    I don’t often write about my own teaching experiences here. I definitely don’t write naming any names, and I attempt to keep things as anonymous as possible. I’ve seen teachers write publicly either on a website or, more frequently, on Facebook, and I think it’s wrong to do that, just as I don’t like seeing students write negatively about a teacher. I do, however, have no problem about writing about the issues I and other teachers have faced. They are rather universal so one doesn’t have to point out a certain student or parent to write about them.

    Here are just a few issues I’ve had:

    The Rude Response
    Sometimes I say something and a student comes back with a rather rude response. I honestly don’t think all of them even know they are being rude. Sometimes it’s just lack of savvy to that sort of thing. Sometimes it’s how they behave at home. Sometimes, and I suspect this is most common, it’s a way of covering up fear, insecurity and/or mistakes. I won’t tolerate rudeness, and I call them on that. If they are questioning me in a way that is rude I explain that to them, and I hope I give them ideas about how to ask questions without coming across in a rude manner. Questions are great. Rude questioning is not.

    The Lying Response
    Students who lie about practicing (and yes, I’ve written before about that) will, in all likelihood, be found out. My response to a, “Yes, I practiced that every day!” when something has clearly barely been looked at is, as I’ve mentioned before, an, “I’m really sorry to hear that! I was hoping you were going to say you forgot to look at this one because it sounded as if you were sight reading!” I am hopeful that most learn that they may as well come clean at the start. If the piece isn’t good enough they’ll have to repeat it anyway, so admitting it wasn’t worked on saves us all a bit of time and energy.
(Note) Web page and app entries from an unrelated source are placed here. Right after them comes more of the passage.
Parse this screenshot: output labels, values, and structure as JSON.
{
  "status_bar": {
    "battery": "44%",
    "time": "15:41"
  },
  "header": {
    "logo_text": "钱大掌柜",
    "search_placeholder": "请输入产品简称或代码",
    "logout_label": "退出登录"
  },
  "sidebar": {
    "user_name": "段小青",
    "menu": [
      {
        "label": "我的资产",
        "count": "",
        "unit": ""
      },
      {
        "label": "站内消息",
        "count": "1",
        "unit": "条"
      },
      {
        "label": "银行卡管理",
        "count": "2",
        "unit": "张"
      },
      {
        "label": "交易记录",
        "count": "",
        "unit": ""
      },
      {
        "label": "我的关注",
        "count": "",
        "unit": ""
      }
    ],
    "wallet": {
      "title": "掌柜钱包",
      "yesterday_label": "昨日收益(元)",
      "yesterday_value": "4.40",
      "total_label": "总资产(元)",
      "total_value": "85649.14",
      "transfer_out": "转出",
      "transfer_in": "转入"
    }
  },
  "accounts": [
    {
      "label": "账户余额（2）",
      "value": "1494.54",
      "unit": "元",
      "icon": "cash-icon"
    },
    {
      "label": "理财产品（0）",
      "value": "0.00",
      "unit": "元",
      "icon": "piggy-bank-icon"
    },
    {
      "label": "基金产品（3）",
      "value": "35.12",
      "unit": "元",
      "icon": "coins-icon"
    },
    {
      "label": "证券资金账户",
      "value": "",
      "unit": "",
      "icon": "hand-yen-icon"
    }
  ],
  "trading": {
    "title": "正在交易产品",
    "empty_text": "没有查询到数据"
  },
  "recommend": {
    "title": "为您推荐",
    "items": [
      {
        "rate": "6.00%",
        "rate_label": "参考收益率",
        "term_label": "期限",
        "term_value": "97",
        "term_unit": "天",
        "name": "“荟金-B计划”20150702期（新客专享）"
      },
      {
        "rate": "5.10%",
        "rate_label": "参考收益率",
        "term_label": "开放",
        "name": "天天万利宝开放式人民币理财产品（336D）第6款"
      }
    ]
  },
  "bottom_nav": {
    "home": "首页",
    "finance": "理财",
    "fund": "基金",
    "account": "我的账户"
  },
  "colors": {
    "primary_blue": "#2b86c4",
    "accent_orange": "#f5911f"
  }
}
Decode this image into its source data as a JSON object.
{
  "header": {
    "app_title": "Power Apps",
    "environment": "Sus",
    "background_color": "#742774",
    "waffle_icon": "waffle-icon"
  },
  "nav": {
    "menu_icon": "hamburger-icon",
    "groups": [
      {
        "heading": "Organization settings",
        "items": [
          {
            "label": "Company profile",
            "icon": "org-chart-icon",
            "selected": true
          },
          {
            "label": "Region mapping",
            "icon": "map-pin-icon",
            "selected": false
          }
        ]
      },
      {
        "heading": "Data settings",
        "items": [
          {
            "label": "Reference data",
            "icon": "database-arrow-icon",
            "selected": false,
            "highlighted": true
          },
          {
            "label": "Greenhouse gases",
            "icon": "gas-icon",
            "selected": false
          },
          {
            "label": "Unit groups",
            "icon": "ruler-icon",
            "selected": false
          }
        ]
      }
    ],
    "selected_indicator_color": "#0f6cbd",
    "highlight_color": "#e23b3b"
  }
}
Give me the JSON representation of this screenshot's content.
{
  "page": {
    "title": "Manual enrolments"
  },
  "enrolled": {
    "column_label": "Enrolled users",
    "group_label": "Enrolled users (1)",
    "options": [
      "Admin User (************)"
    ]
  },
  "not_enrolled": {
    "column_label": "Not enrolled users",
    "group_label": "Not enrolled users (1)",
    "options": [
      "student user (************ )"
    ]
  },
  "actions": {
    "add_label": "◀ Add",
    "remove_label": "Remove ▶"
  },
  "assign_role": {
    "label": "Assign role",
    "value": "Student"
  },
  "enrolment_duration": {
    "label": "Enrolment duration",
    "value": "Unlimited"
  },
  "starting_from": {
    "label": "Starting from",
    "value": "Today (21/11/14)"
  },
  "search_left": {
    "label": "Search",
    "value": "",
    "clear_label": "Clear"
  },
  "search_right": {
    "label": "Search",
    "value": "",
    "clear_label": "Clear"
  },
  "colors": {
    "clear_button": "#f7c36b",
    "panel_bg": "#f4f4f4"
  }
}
    The Questioning Response
    Yes, I said I like questions. I really do! What I don’t like is when I tell a student how something should go, or point out a mistake and they look at me as if I haven’t a clue and say, “REALLY?” I’m sorry to say my sarcasm often clicks in at that point and I have to admit I sometimes even say, “No, I was just lying to you.” Mostly I say, “Yes, really. Why would I tell you something that’s not true?” I also get the, “Well, my BAND director says …”. That’s a tough one. I don’t care to contradict a band director, but the majority aren’t oboists and they sure give out a lot of bad information! Recently a few youth orchestra directors have been doing this same thing which was quite new for me to deal with.

    The Non-Responder
    These are the students who simply ignore the errors I point out or don’t listen to my instructions. When they do that it’s usually a chronic problem. Again, I think sometimes this is about fear or insecurity. If they just don’t hear me, they can ignore the issues. When I get students like this I have them repeat what I have instructed or have them tell me what the mistake was.

    I’ve been teaching for a very long time. I know about all of these responses. I deal with them. I hope that I manage, in the end, to get students motivated and excited about oboe. I hope I also encourage them in the long run. Sometimes, though, it’s incredibly difficult to find encouraging words. At the end of those trying lessons, though, I do hope I send the students home with an, “I know this wasn’t as good as it could have been but I have NO DOUBT you can do better!”

    All of that being said, I find these challenges to be somewhat invigorating much of the time.

    Do note, thought, that I didn’t write “ALL of the time”!